“We all come from the sea, but we’re not all of the sea,” Gerard Butler intones in voiceover as the image of a teenage boy floating peacefully underwater ripples across the screen. “We children of the tides must return to it again and again.”
So right from that first shot, Chasing Mavericks seeks to imbue its extreme-sports story with a deep spiritual and philosophical significance.
Unfortunately for its ambition, too much of the film employs After School Special-style storytelling. Every emotion is spoken about, remarked upon, or gestured grandly. Every character choice is underlined, with exclamation points. Its messaging is in big, bold lettering: “Hey, kids, there’s always a path to your goals if you face your fears” and “Hey, kids, drugs and alcohol are for losers.”
Based on a true story, Chasing Mavericks depicts California teenager Jay Moriarty (Jonny Weston) as he trains to surf “mavericks,” gigantic waves (some as tall as five-story buildings) that were once thought to be a myth. He pesters his gruff-but-warm-hearted neighbor Frosty (the Scottish Butler, with an inconsistent American accent), an expert surfer who’s ridden mavericks for 20 years, to teach him all that he needs to know to not get killed in the attempt.
Jay has an unreliable, alcoholic single mother (Elisabeth Shue) and quickly latches on to Frosty as a surrogate father. Frosty has two children of his own but early scenes establish how he’s reluctant to get close to them. It’s his wife Brenda (Abigail Spencer) who pushes him to become the dad that Jay has never had.

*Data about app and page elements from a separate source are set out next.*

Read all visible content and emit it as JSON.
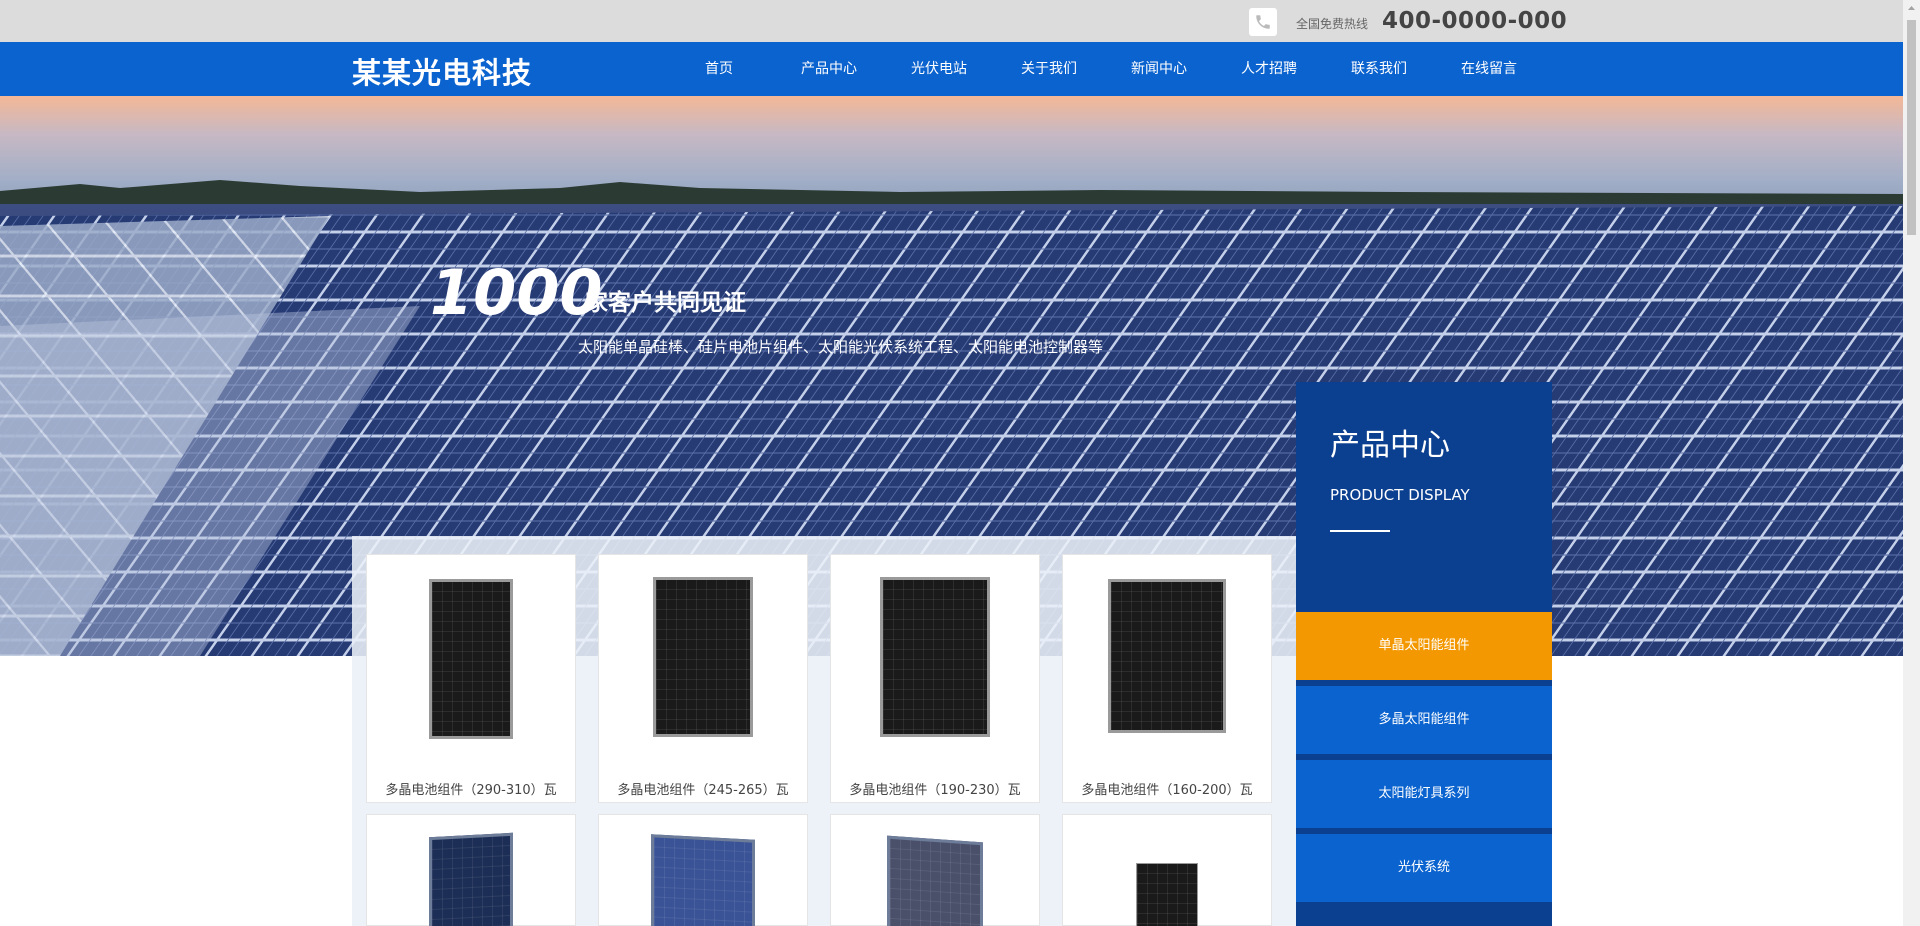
{
  "topbar": {
    "phone_icon": "phone-icon",
    "hotline_label": "全国免费热线",
    "hotline_number": "400-0000-000"
  },
  "header": {
    "logo": "某某光电科技",
    "nav": [
      "首页",
      "产品中心",
      "光伏电站",
      "关于我们",
      "新闻中心",
      "人才招聘",
      "联系我们",
      "在线留言"
    ]
  },
  "banner": {
    "number": "1000",
    "title": "家客户共同见证",
    "subtitle": "太阳能单晶硅棒、硅片电池片组件、太阳能光伏系统工程、太阳能电池控制器等"
  },
  "products": [
    {
      "name": "多晶电池组件（290-310）瓦"
    },
    {
      "name": "多晶电池组件（245-265）瓦"
    },
    {
      "name": "多晶电池组件（190-230）瓦"
    },
    {
      "name": "多晶电池组件（160-200）瓦"
    },
    {
      "name": ""
    },
    {
      "name": ""
    },
    {
      "name": ""
    },
    {
      "name": ""
    }
  ],
  "sidebar": {
    "title": "产品中心",
    "subtitle": "PRODUCT DISPLAY",
    "items": [
      "单晶太阳能组件",
      "多晶太阳能组件",
      "太阳能灯具系列",
      "光伏系统"
    ]
  },
  "colors": {
    "nav_blue": "#0b63cf",
    "side_dark": "#0b3f8f",
    "accent_orange": "#f39800"
  }
}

Their training sessions take on a bit of a Mr. Miyagi-Karate Kid cast, as Frosty forces Jay to tackle assignments seemingly unrelated to surfing — like writing an essay about his greatest fears — in order to reach his goal. He’ll have to be able to hold his breath for more than four minutes, and to have strength enough to paddle a surfboard 36 miles from Santa Cruz across the bay to Monterey if he hopes to surf mavericks. Jay dutifully, and somewhat endearingly, draws a chart on a piece of poster-board to track his progress.
When it sticks to its straightforward surfing scenes, Chasing Mavericks is unremarkable but harmless enough. It’s in its other storylines, especially those that establish Jay as an outsider at school, that the movie is sometimes outright laughable. For instance, an early scene features Jay as an 8-year-old being menaced by a scowling bully of a kid wielding an aluminum baseball bat. A few minutes later, when the movie suddenly jumps forward seven years, that bully is still hanging around the same spot, holding the same bat, spouting the same odd insulting nickname at Jay, “Little Trash.” Jay’s crush on the popular, older girl next door (Leven Rambin) and his falling out with his friend (Devin Crittenden) who’s getting involved with drugs are treated with the same level of subtlety.

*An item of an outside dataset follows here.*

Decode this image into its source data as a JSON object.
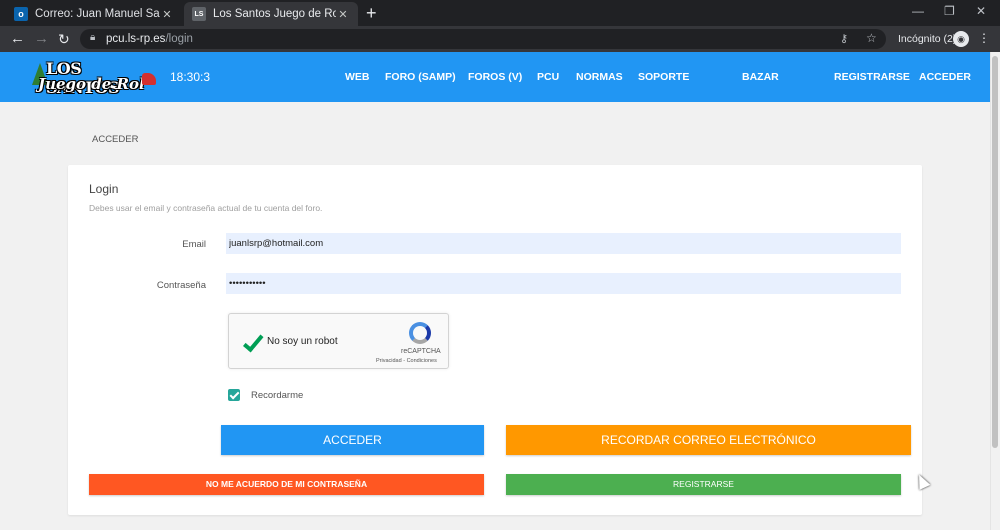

I’d like to say the surf scenes are so impressive that they make up for the rest of the nonsense, but even those underwhelm. In a few it seemed obvious that Gerard Butler’s face had been superimposed onto an actual surfer’s body via special effects, and it ruined the moment entirely.
By the time Jay finally paddled towards that terrifyingly monstrous wave, I was too aware of the movie’s fakery to fear for his life.